In their role as a current board member this person is not independent and is a voting member in 2016.
Veterinary Trial Confirms That Cranimals UTI Supplement Equivalent to Antibiotics
Cranimals reports that its Cranimals Original Urinary Tract Pet Supplement was independently tested in Taiwan and had a 100% success rate in the prevention of canine Urinary Tract Infections (UTIs) caused by E. Coli.
VANCOUVER, BRITISH COLUMBIA, April 27, 2016(Newswire.com) – An independent in vivo and in vitro veterinary study published in the American Journal of Veterinary Research [77(4), 2016], compared Cranimals Original UTI supplement to the antibiotic cephalexin. Based on both clinical signs and laboratory urinanalysis, none of the dogs receiving Cranimals Original developed a UTI. All dogs were expected to contract a UTI during the 6 month experimental period based on their medical histories.
Scanning Electron Microscopy confirmed that Cranimals Original significantly reduced the ability of E Coli to attach to canine kidney/uroepithelial cells, and this effect became more pronounced, the longer Cranimals Original was administered. There is general consensus that E Coli successfully infects the urinary tract of animals and humans by adhering to the uroepithelium, preventing it from being flushed out via urine flow, one of the bladders’ most important defenses.
Urinary Tract Infections (UTIs) are common in dogs and cats, and pet UTIs are typically treated with antibiotics. This easily leads to the overuse and misuse of these antibiotic drugs. Pathogens like E Coli are rapidly becoming resistant to many antibiotics used in veterinary and human medicine. The transfer of these antibiotic resistant strains of E coli between animals and humans is concerning. Bacterial resistance also leads to unresolved or recurrent urinary tract infections; infection related complications (struvite stones, urinary blockage, renal damage), and increased economic costs (repeated treatments). The widespread use of natural therapies such as Cranimals Original, to help reduce antibiotic use is crucial to ensure conventional drug therapies remain effective.

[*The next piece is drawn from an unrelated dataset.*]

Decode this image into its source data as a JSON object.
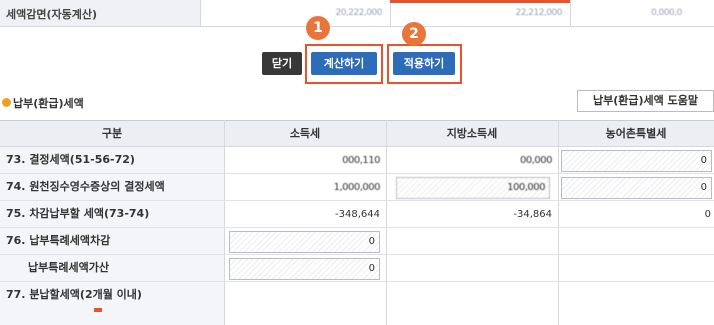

Cranimals Original has been used successfully by integrated veterinary care practitioners. It is ideal to prevent recurrent infections and in pets at high risk of developing UTIs (bladder cancer, diabetes, polypoid cystitis, compromised immune systems) without the long terms use of antibiotics. This study adds further scientific validation for its use in conventional veterinary practice, and substantiates Cranimals as the leader in natural urinary tract remedies for dogs, puppies and cats.

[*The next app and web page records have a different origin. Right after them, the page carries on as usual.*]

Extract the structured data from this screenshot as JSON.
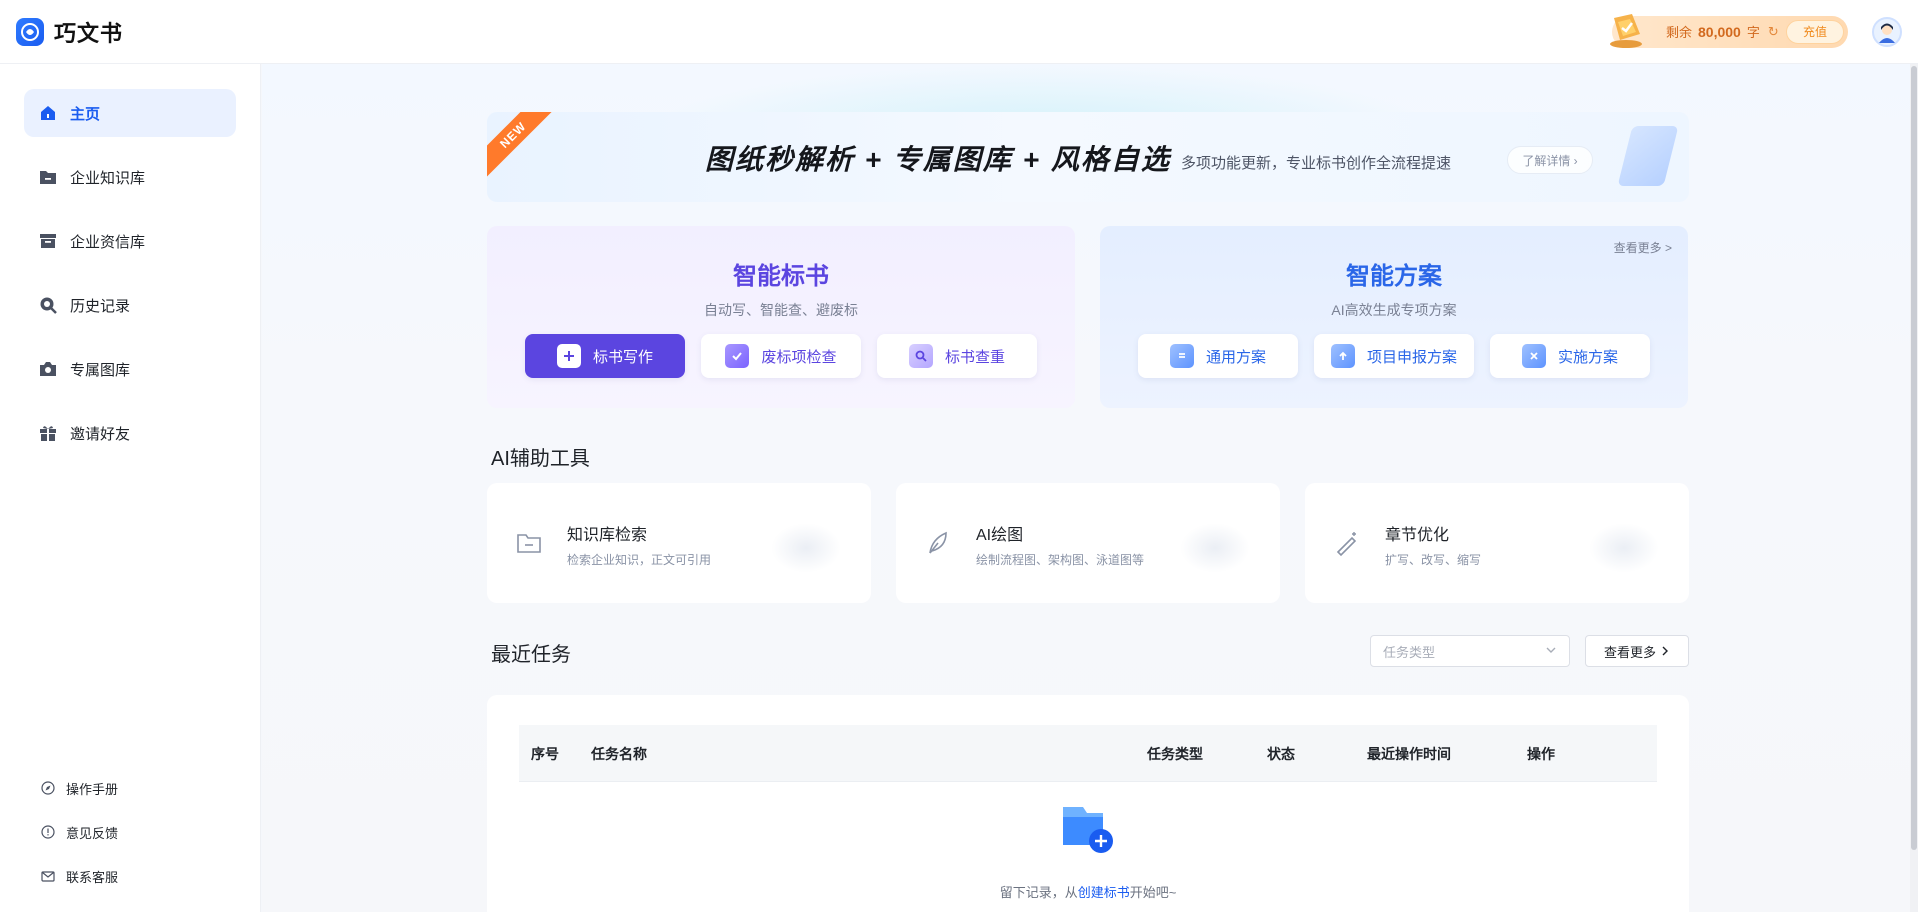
{
  "app": {
    "name": "巧文书"
  },
  "header": {
    "balance_label": "剩余",
    "balance_value": "80,000",
    "balance_unit": "字",
    "recharge_label": "充值"
  },
  "sidebar": {
    "items": [
      {
        "label": "主页",
        "icon": "home-icon",
        "active": true
      },
      {
        "label": "企业知识库",
        "icon": "folder-icon",
        "active": false
      },
      {
        "label": "企业资信库",
        "icon": "archive-icon",
        "active": false
      },
      {
        "label": "历史记录",
        "icon": "history-search-icon",
        "active": false
      },
      {
        "label": "专属图库",
        "icon": "camera-icon",
        "active": false
      },
      {
        "label": "邀请好友",
        "icon": "gift-icon",
        "active": false
      }
    ],
    "footer": [
      {
        "label": "操作手册",
        "icon": "compass-icon"
      },
      {
        "label": "意见反馈",
        "icon": "info-icon"
      },
      {
        "label": "联系客服",
        "icon": "mail-icon"
      }
    ]
  },
  "banner": {
    "badge": "NEW",
    "title": "图纸秒解析 + 专属图库 + 风格自选",
    "subtitle": "多项功能更新，专业标书创作全流程提速",
    "button": "了解详情 ›"
  },
  "smart_bid": {
    "title": "智能标书",
    "subtitle": "自动写、智能查、避废标",
    "buttons": [
      "标书写作",
      "废标项检查",
      "标书查重"
    ]
  },
  "smart_plan": {
    "title": "智能方案",
    "subtitle": "AI高效生成专项方案",
    "more": "查看更多 >",
    "buttons": [
      "通用方案",
      "项目申报方案",
      "实施方案"
    ]
  },
  "ai_tools": {
    "title": "AI辅助工具",
    "items": [
      {
        "name": "知识库检索",
        "desc": "检索企业知识，正文可引用",
        "icon": "folder-outline-icon"
      },
      {
        "name": "AI绘图",
        "desc": "绘制流程图、架构图、泳道图等",
        "icon": "feather-pen-icon"
      },
      {
        "name": "章节优化",
        "desc": "扩写、改写、缩写",
        "icon": "magic-wand-icon"
      }
    ]
  },
  "recent": {
    "title": "最近任务",
    "filter_placeholder": "任务类型",
    "more": "查看更多",
    "columns": [
      "序号",
      "任务名称",
      "任务类型",
      "状态",
      "最近操作时间",
      "操作"
    ],
    "empty_prefix": "留下记录，从",
    "empty_link": "创建标书",
    "empty_suffix": "开始吧~"
  },
  "colors": {
    "brand": "#1a5cf0",
    "purple": "#5b45e0",
    "orange": "#f08a1c"
  }
}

About the Animals behind Cranimals
Cranimals Pet Supplements is a privately owned, Canadian company, based in Vancouver, BC and manufactures a variety of cat and dog supplements, and distributes diagnostic tests used by consumers to diagnose UTIs, diabetes and kidney failure at home.
For more information please contact Cranimals.
Cranimals and the Cranimals logo are registered global Trademarks.